In our ongoing series spotlighting deacons across the diocese. To learn more about becoming a deacon, email us at firstname.lastname@example.org. The following is from the Rev. Lynn Czarniecki.
The heart of my call to ministry is to share the unconditional love of God with individuals who are suffering in some way, so that they may experience the presence of God in their lives and so know spiritual comfort and support. I first realized that I wanted to live out the words in Matthew 25:34-46 while, as an advanced pediatric nurse, I cared for children dying from AIDS. Somehow, I knew that I had to bring the love of Jesus more explicitly to them and their families. I was not sure exactly what God wanted me to do so I explored ways that I might minister to those living on the margins and discovered the diaconate. Deacons are called to serve the poor, sick, imprisoned and others out in the world. It seemed like a good fit for me. I participated in Education for Ministry for four years which helped me in my discernment. I went on to study at Drew Theological School, earned a theological degree, was ordained deacon in the Episcopal Diocese of Newark NJ, trained as a chaplain by taking a year of Clinical Pastoral Education and worked as a hospice chaplain for seven years. Ministering to the dying and their families became my primary diaconal ministry. At the same time, I served as deacon in four different churches in my diocese (in Newark deacons serve 3-year terms) fulfilling the deacon’s role in liturgy, pastoral care, adult education and outreach ministry. I retired in 2013 and moved to Philadelphia. I am presently the deacon at Trinity Memorial Church in Center City.
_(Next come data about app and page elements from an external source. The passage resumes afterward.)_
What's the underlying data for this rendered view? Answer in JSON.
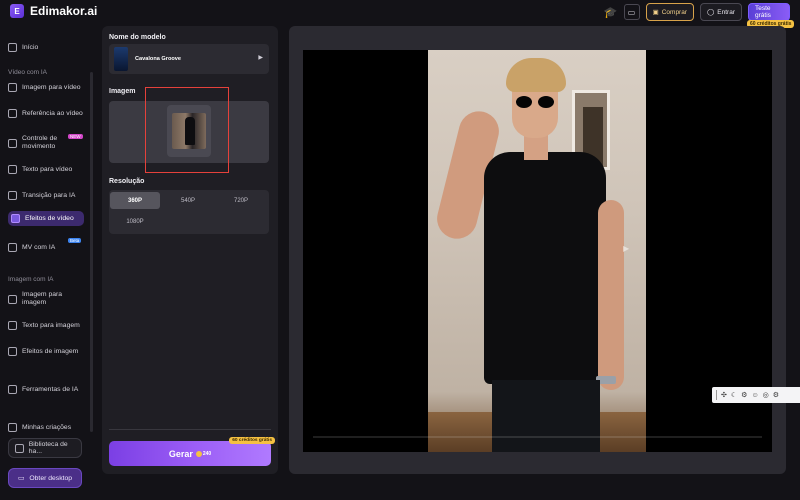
{
  "app": {
    "name": "Edimakor.ai",
    "logo_glyph": "E"
  },
  "header": {
    "buy_label": "Comprar",
    "login_label": "Entrar",
    "try_free_label": "Teste grátis",
    "free_credits_badge": "60 créditos grátis",
    "buy_icon": "cart-icon",
    "login_icon": "user-icon"
  },
  "sidebar": {
    "home": "Início",
    "section_video": "Vídeo com IA",
    "items_video": [
      {
        "label": "Imagem para vídeo",
        "icon": "image-video-icon"
      },
      {
        "label": "Referência ao vídeo",
        "icon": "reference-icon"
      },
      {
        "label": "Controle de movimento",
        "icon": "motion-icon",
        "tag": "NEW"
      },
      {
        "label": "Texto para vídeo",
        "icon": "text-video-icon"
      },
      {
        "label": "Transição para IA",
        "icon": "transition-icon"
      },
      {
        "label": "Efeitos de vídeo",
        "icon": "effects-icon",
        "active": true
      },
      {
        "label": "MV com IA",
        "icon": "mv-icon",
        "tag": "Beta"
      }
    ],
    "section_image": "Imagem com IA",
    "items_image": [
      {
        "label": "Imagem para imagem",
        "icon": "image-image-icon"
      },
      {
        "label": "Texto para imagem",
        "icon": "text-image-icon"
      },
      {
        "label": "Efeitos de imagem",
        "icon": "image-effects-icon"
      }
    ],
    "tools": "Ferramentas de IA",
    "my_creations": "Minhas criações",
    "library": "Biblioteca de ha...",
    "desktop": "Obter desktop"
  },
  "panel": {
    "model_label": "Nome do modelo",
    "model_name": "Cavalona Groove",
    "image_label": "Imagem",
    "resolution_label": "Resolução",
    "resolutions": [
      "360P",
      "540P",
      "720P",
      "1080P"
    ],
    "selected_resolution": "360P",
    "generate_label": "Gerar",
    "generate_cost": "240",
    "generate_badge": "60 créditos grátis"
  },
  "colors": {
    "accent": "#8b5cf6",
    "highlight": "#e5413b",
    "coin": "#f5c142"
  }
}
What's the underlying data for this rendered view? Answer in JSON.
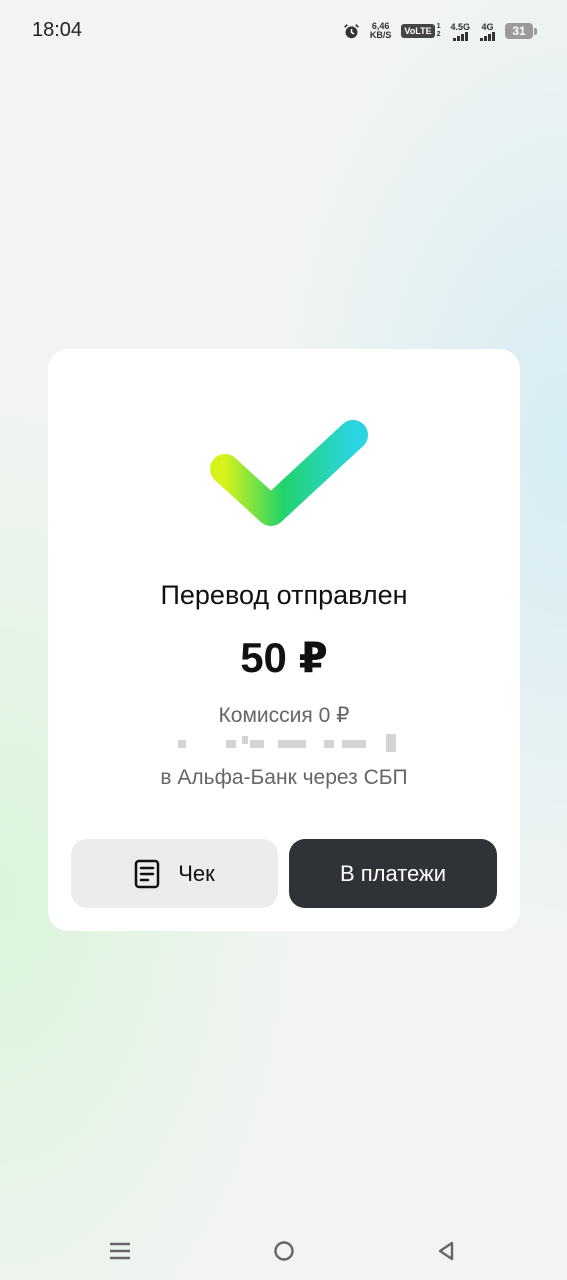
{
  "status_bar": {
    "time": "18:04",
    "speed_value": "6,46",
    "speed_unit": "KB/S",
    "volte": "VoLTE",
    "volte_sims": [
      "1",
      "2"
    ],
    "network_1": "4.5G",
    "network_2": "4G",
    "battery": "31",
    "icons": [
      "alarm-icon",
      "signal-icon",
      "battery-icon"
    ]
  },
  "result": {
    "icon": "checkmark-icon",
    "title": "Перевод отправлен",
    "amount": "50 ₽",
    "commission": "Комиссия 0 ₽",
    "bank": "в Альфа-Банк через СБП"
  },
  "actions": {
    "receipt_label": "Чек",
    "payments_label": "В платежи"
  },
  "navigation": {
    "icons": [
      "menu-icon",
      "home-icon",
      "back-icon"
    ]
  },
  "colors": {
    "primary_button": "#2f3338",
    "secondary_button": "#ececec",
    "check_start": "#d7f21a",
    "check_mid": "#22d36a",
    "check_end": "#2ad4e2"
  }
}
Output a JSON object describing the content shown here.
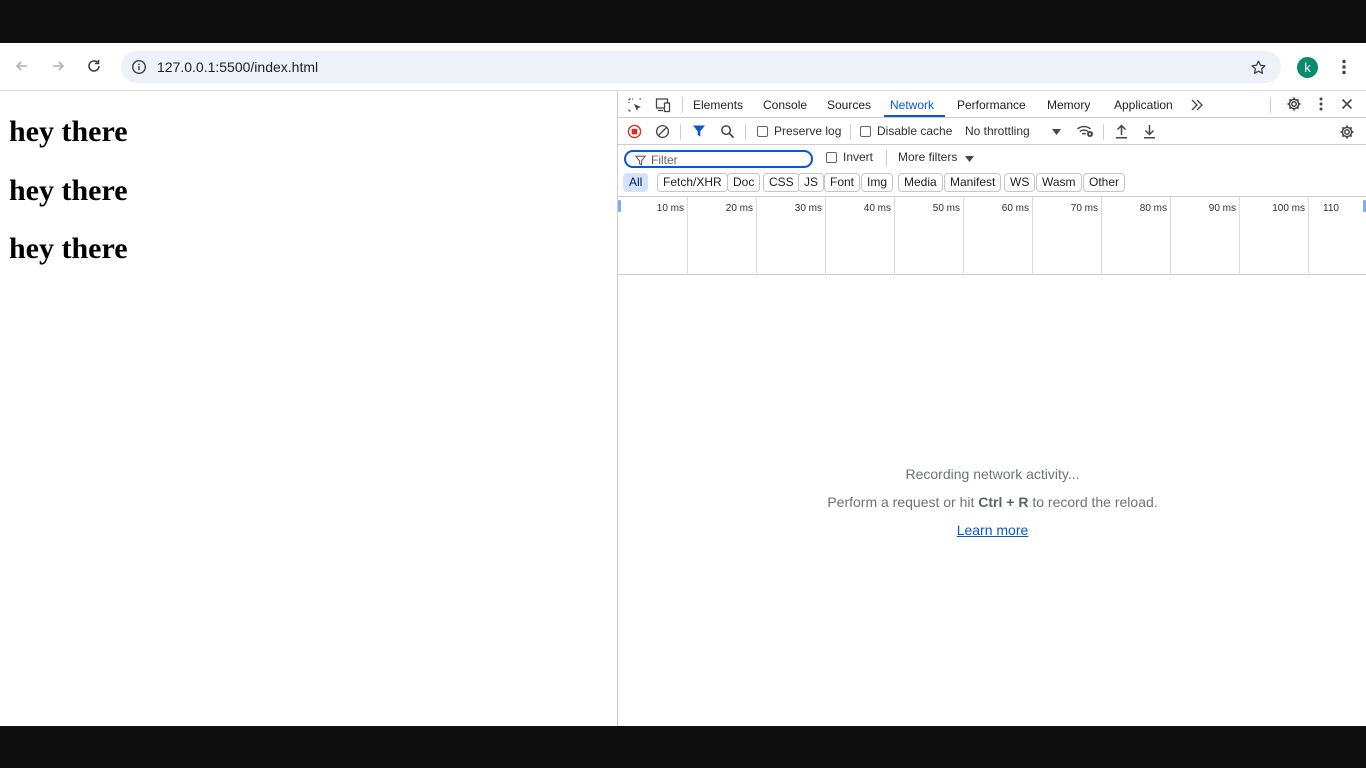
{
  "browser": {
    "url": "127.0.0.1:5500/index.html",
    "avatar_letter": "k"
  },
  "page": {
    "headings": [
      "hey there",
      "hey there",
      "hey there"
    ]
  },
  "devtools": {
    "tabs": [
      "Elements",
      "Console",
      "Sources",
      "Network",
      "Performance",
      "Memory",
      "Application"
    ],
    "active_tab": "Network",
    "toolbar": {
      "preserve_log": "Preserve log",
      "disable_cache": "Disable cache",
      "throttling": "No throttling"
    },
    "filter": {
      "placeholder": "Filter",
      "invert": "Invert",
      "more_filters": "More filters"
    },
    "type_filters": [
      "All",
      "Fetch/XHR",
      "Doc",
      "CSS",
      "JS",
      "Font",
      "Img",
      "Media",
      "Manifest",
      "WS",
      "Wasm",
      "Other"
    ],
    "active_type_filter": "All",
    "timeline_ticks": [
      "10 ms",
      "20 ms",
      "30 ms",
      "40 ms",
      "50 ms",
      "60 ms",
      "70 ms",
      "80 ms",
      "90 ms",
      "100 ms",
      "110"
    ],
    "empty_state": {
      "title": "Recording network activity...",
      "hint_prefix": "Perform a request or hit ",
      "hint_keys": "Ctrl + R",
      "hint_suffix": " to record the reload.",
      "learn_more": "Learn more"
    }
  },
  "colors": {
    "accent": "#0b57d0",
    "avatar": "#0b8a6e",
    "record": "#d93025"
  }
}
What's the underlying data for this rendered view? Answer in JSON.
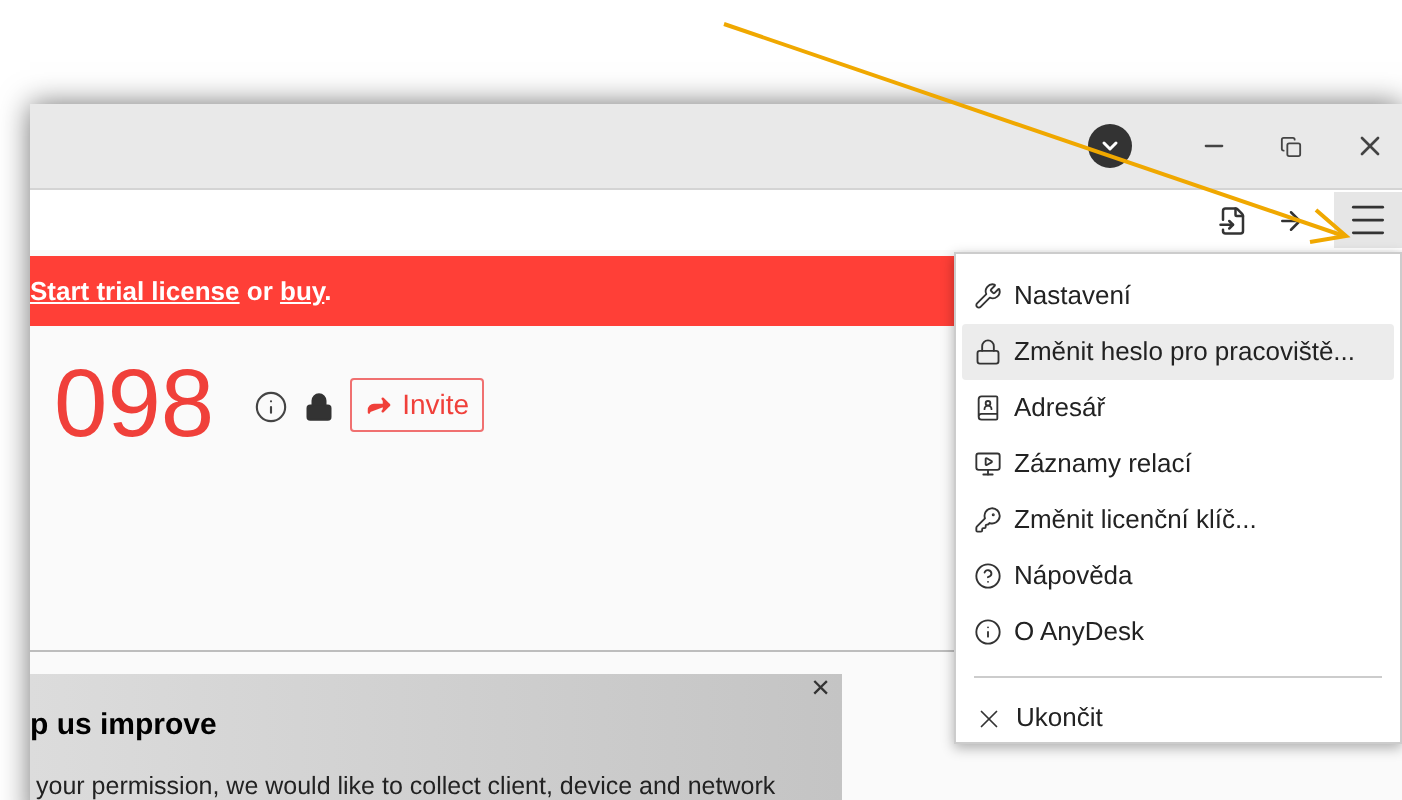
{
  "banner": {
    "link": "Start trial license",
    "middle": " or ",
    "link2": "buy",
    "end": "."
  },
  "address": {
    "id": "098",
    "invite": "Invite"
  },
  "feedback": {
    "title": "p us improve",
    "text": "your permission, we would like to collect client, device and network",
    "close": "×"
  },
  "menu": {
    "items": [
      {
        "label": "Nastavení",
        "selected": false
      },
      {
        "label": "Změnit heslo pro pracoviště...",
        "selected": true
      },
      {
        "label": "Adresář",
        "selected": false
      },
      {
        "label": "Záznamy relací",
        "selected": false
      },
      {
        "label": "Změnit licenční klíč...",
        "selected": false
      },
      {
        "label": "Nápověda",
        "selected": false
      },
      {
        "label": "O AnyDesk",
        "selected": false
      }
    ],
    "exit": "Ukončit"
  }
}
For many years prior to my ordination, I had struggled with the challenge of having a family member living with serious mental illness. I came to realize that my loved one was not going to be cured anytime soon and that we would have to learn to live and cope with the pain and sorrow mental illness brought to our lives. After a period of self-pity, I decided that God needed me to do something to make the world better for my loved one and all those living with mental illness. I joined the National Alliance on Mental Illness (NAMI) and began an amazing journey of supporting, teaching and advocating. I believe that the work I do for families is definitely fulfilling the mandate for deacons to serve people living on the margins. I was trained by NAMI to facilitate support groups for families and to teach NAMI’s course, Family to Family. Before the pandemic I was facilitating three support groups for families a month and teaching Family to Family two times a year. I also served on the advisory board. I met with deaneries to let clergy know that I was available to come to their churches and teach about how faith communities can help folks impacted by mental illness. I had an information table at three conventions.
Since COVID hit I have been facilitating three family support groups per week, staffing NAMI’s helpline two days per week and I have taught our Family to Family course three times, all virtually. I need to share with you that there are so many families struggling and suffering with mental illness.
As we say in NAMI everyone knows someone. Their stories are heart wrenching. They consistently talk about the inability of their loved ones to get mental health care, to get housing, jobs or just plain compassionate support. The system for mental health is fragmented, underfunded and sometimes just cruel. They experience stigma which in reality is discrimination. I listen to them, I teach them, I support them and I love them. Amazingly they do this for each other. In meeting after meeting they love and support one another, just as Jesus taught us. I am honored and moved to be a part of their lives and in my own way to bring God’s love to them. This is what diaconal ministry is for me.